[Problem]: This exercise asks for the entries to be repeated exactly, without their images.

[Data in this exercise]:
───
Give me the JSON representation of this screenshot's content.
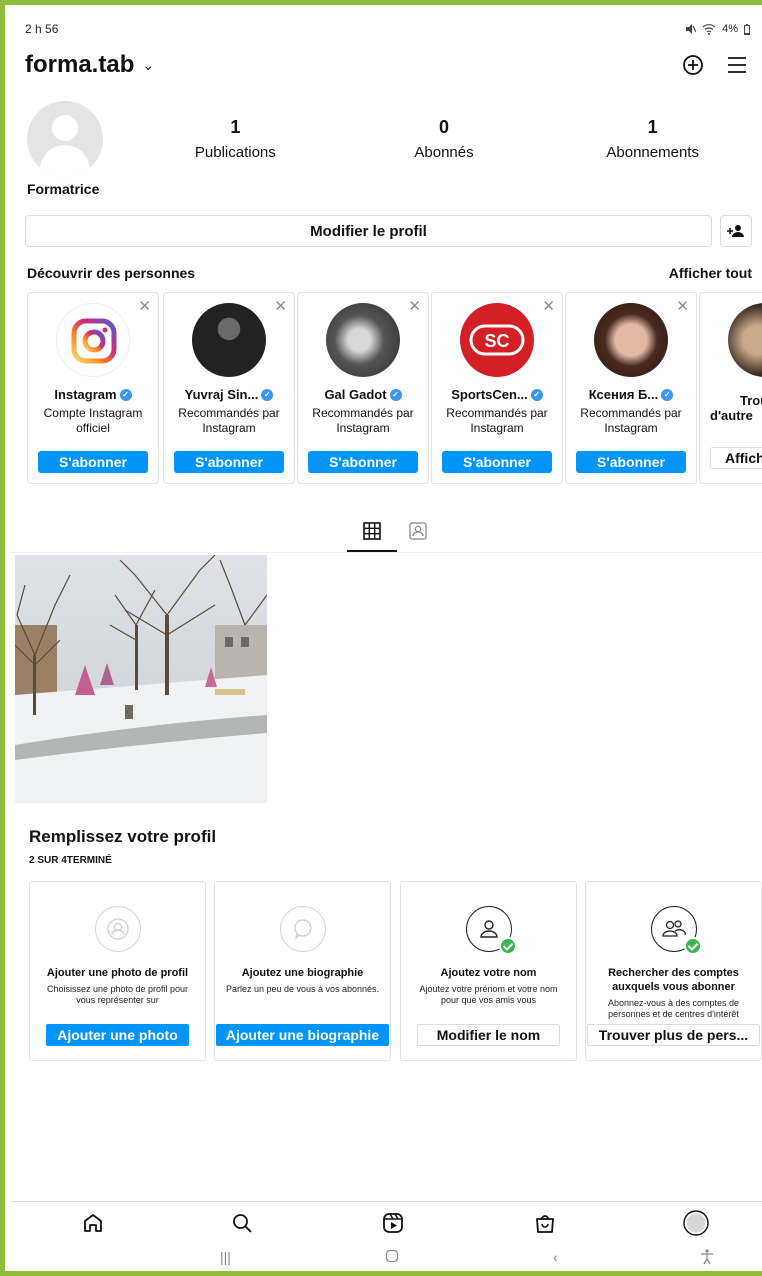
{
  "status_bar": {
    "time": "2 h 56",
    "battery": "4%"
  },
  "header": {
    "username": "forma.tab",
    "chevron": "⌄"
  },
  "profile": {
    "stats": [
      {
        "value": "1",
        "label": "Publications"
      },
      {
        "value": "0",
        "label": "Abonnés"
      },
      {
        "value": "1",
        "label": "Abonnements"
      }
    ],
    "display_name": "Formatrice",
    "edit_label": "Modifier le profil"
  },
  "discover": {
    "title": "Découvrir des personnes",
    "see_all": "Afficher tout",
    "cards": [
      {
        "name": "Instagram",
        "sub": "Compte Instagram officiel",
        "button": "S'abonner"
      },
      {
        "name": "Yuvraj Sin...",
        "sub": "Recommandés par Instagram",
        "button": "S'abonner"
      },
      {
        "name": "Gal Gadot",
        "sub": "Recommandés par Instagram",
        "button": "S'abonner"
      },
      {
        "name": "SportsCen...",
        "sub": "Recommandés par Instagram",
        "button": "S'abonner"
      },
      {
        "name": "Ксения Б...",
        "sub": "Recommandés par Instagram",
        "button": "S'abonner"
      }
    ],
    "more_card": {
      "title_line1": "Trou",
      "title_line2": "d'autre",
      "button": "Affiche"
    }
  },
  "complete_profile": {
    "title": "Remplissez votre profil",
    "progress": "2 SUR 4TERMINÉ",
    "tasks": [
      {
        "title": "Ajouter une photo de profil",
        "desc": "Choisissez une photo de profil pour vous représenter sur",
        "button": "Ajouter une photo"
      },
      {
        "title": "Ajoutez une biographie",
        "desc": "Parlez un peu de vous à vos abonnés.",
        "button": "Ajouter une biographie"
      },
      {
        "title": "Ajoutez votre nom",
        "desc": "Ajoutez votre prénom et votre nom pour que vos amis vous",
        "button": "Modifier le nom"
      },
      {
        "title": "Rechercher des comptes auxquels vous abonner",
        "desc": "Abonnez-vous à des comptes de personnes et de centres d'intérêt",
        "button": "Trouver plus de pers..."
      }
    ]
  },
  "icons": {
    "new_post": "plus-square-icon",
    "menu": "hamburger-menu-icon",
    "add_person": "add-person-icon",
    "grid": "grid-icon",
    "tagged": "tagged-icon",
    "home": "home-icon",
    "search": "search-icon",
    "reels": "reels-icon",
    "shop": "shop-icon",
    "profile": "profile-avatar-icon"
  },
  "colors": {
    "accent": "#0095f6",
    "frame": "#8dbb3c",
    "verified": "#3897f0",
    "check": "#3cb553"
  }
}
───
[Problem solution]:
Give me the JSON representation of this screenshot's content.
{
  "status_bar": {
    "time": "2 h 56",
    "battery": "4%"
  },
  "header": {
    "username": "forma.tab",
    "chevron": "⌄"
  },
  "profile": {
    "stats": [
      {
        "value": "1",
        "label": "Publications"
      },
      {
        "value": "0",
        "label": "Abonnés"
      },
      {
        "value": "1",
        "label": "Abonnements"
      }
    ],
    "display_name": "Formatrice",
    "edit_label": "Modifier le profil"
  },
  "discover": {
    "title": "Découvrir des personnes",
    "see_all": "Afficher tout",
    "cards": [
      {
        "name": "Instagram",
        "sub": "Compte Instagram officiel",
        "button": "S'abonner"
      },
      {
        "name": "Yuvraj Sin...",
        "sub": "Recommandés par Instagram",
        "button": "S'abonner"
      },
      {
        "name": "Gal Gadot",
        "sub": "Recommandés par Instagram",
        "button": "S'abonner"
      },
      {
        "name": "SportsCen...",
        "sub": "Recommandés par Instagram",
        "button": "S'abonner"
      },
      {
        "name": "Ксения Б...",
        "sub": "Recommandés par Instagram",
        "button": "S'abonner"
      }
    ],
    "more_card": {
      "title_line1": "Trou",
      "title_line2": "d'autre",
      "button": "Affiche"
    }
  },
  "complete_profile": {
    "title": "Remplissez votre profil",
    "progress": "2 SUR 4TERMINÉ",
    "tasks": [
      {
        "title": "Ajouter une photo de profil",
        "desc": "Choisissez une photo de profil pour vous représenter sur",
        "button": "Ajouter une photo"
      },
      {
        "title": "Ajoutez une biographie",
        "desc": "Parlez un peu de vous à vos abonnés.",
        "button": "Ajouter une biographie"
      },
      {
        "title": "Ajoutez votre nom",
        "desc": "Ajoutez votre prénom et votre nom pour que vos amis vous",
        "button": "Modifier le nom"
      },
      {
        "title": "Rechercher des comptes auxquels vous abonner",
        "desc": "Abonnez-vous à des comptes de personnes et de centres d'intérêt",
        "button": "Trouver plus de pers..."
      }
    ]
  },
  "icons": {
    "new_post": "plus-square-icon",
    "menu": "hamburger-menu-icon",
    "add_person": "add-person-icon",
    "grid": "grid-icon",
    "tagged": "tagged-icon",
    "home": "home-icon",
    "search": "search-icon",
    "reels": "reels-icon",
    "shop": "shop-icon",
    "profile": "profile-avatar-icon"
  },
  "colors": {
    "accent": "#0095f6",
    "frame": "#8dbb3c",
    "verified": "#3897f0",
    "check": "#3cb553"
  }
}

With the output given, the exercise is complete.